By Jared Green Daily Planet Staff
Saturday June 16, 2001

With a year at Berkeley High and a rare North Coast Section playoff berth under his belt, varsity baseball coach Tim Moellering knows what it will take for the ’Jackets to be contenders for an Alameda Contra Costa Athletic League title next year. But it’s not pitching, hitting or fielding that concerns him most. It’s the field his team practices and plays on, San Pablo Park. 

“Our facilities are the biggest problem we face. We’re not able to determine for ourselves on whether the field is playable,” Moellering says of the public park, which is reserved for the ’Jackets from 3:30 to 5:30 p.m. on weekdays during the season. “It limits our practice time and what we can do during practice. It really puts us at a relative disadvantage.” 

Every other team in the ACCAL has at least one on-campus baseball diamond. The Berkeley players have to travel the two miles from their campus to the park for every practice and home game. Berkeley High also has no indoor facility where the team can practice, also a common feature at many local high schools. 
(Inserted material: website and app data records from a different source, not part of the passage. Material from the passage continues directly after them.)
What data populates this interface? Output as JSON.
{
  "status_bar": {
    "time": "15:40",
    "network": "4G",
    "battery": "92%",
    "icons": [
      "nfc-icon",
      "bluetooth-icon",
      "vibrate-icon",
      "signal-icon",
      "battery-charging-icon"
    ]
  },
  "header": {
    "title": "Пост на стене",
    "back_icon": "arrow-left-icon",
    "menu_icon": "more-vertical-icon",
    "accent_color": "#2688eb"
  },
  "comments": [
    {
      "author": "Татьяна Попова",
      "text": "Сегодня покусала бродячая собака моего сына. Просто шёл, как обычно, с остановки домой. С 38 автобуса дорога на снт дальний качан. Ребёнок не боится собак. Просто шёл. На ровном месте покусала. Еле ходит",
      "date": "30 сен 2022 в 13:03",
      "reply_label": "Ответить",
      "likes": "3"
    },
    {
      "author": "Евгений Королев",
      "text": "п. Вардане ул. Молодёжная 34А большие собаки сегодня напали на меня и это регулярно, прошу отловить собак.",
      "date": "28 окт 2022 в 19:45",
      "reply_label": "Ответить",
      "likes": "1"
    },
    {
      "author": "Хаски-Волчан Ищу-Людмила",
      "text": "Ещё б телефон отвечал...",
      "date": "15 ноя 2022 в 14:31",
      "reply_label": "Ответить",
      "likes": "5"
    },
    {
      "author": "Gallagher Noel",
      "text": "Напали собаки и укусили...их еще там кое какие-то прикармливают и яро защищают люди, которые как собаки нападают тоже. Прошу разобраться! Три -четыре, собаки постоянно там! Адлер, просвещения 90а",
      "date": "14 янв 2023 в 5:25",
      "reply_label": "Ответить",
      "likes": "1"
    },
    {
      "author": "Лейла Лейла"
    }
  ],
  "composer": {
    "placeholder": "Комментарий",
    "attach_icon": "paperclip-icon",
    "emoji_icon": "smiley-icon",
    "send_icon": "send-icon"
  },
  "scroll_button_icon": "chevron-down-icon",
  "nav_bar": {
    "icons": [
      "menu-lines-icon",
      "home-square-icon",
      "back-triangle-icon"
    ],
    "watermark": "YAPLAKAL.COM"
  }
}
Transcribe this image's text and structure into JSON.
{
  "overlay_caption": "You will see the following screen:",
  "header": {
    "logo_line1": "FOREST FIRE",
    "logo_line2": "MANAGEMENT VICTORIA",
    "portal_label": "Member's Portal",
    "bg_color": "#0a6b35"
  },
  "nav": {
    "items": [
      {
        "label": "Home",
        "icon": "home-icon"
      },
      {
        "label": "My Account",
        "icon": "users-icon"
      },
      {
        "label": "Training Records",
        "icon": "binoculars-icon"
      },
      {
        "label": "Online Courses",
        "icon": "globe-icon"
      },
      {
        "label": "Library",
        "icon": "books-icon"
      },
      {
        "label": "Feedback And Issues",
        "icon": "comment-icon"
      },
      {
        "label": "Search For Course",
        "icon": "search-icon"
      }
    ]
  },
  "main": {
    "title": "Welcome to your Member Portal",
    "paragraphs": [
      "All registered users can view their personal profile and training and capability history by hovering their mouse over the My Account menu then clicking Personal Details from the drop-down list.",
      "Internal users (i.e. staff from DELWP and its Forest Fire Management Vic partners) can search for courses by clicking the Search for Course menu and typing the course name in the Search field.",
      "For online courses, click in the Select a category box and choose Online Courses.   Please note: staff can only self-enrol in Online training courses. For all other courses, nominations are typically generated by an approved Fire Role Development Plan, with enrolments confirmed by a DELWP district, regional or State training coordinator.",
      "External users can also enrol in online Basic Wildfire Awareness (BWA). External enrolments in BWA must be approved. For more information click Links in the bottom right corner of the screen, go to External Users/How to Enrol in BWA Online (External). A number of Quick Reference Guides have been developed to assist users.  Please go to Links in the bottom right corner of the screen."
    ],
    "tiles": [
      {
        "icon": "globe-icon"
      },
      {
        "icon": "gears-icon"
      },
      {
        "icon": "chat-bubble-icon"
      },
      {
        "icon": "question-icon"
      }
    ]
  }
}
One of Moellering’s main complaints about the park is that while the team is often prohibited from using the field on rainy days, there is no actual monitoring force to make sure no one else uses it. 

“Most frustrating is that they want to close the grass when the field is wet and muddy, which is understandable,” he says. “But on a couple of days like that, some rogue groups, soccer and rugby players, came out and messed up the field.” 

There is a project in the works to put a new field at Derby Avenue and Martin Luther King Jr. Boulevard that would incorporate a baseball diamond. But the use of the land, which is currently the site of Berkeley High’s East Campus, an alternative school, is highly controversial and is under debate in the Berkeley City Council. While some councilmembers support the field project, others want the space used for an expanded farmer’s market. Complicating matters is the fact that for a regulation baseball diamond to fit the space, Derby Avenue would have to be closed down in the area. 

Moellering has spent “a few years” supporting the field project, he says, but has seen little progress. 

“It’s hard to be optimistic, but we’ll try to make the best of it,” he says. “It’s been very politically polarized, like a lot of things in Berkeley. But a lot of people don’t realize that if we don’t get the new field there, we don’t get one at all.”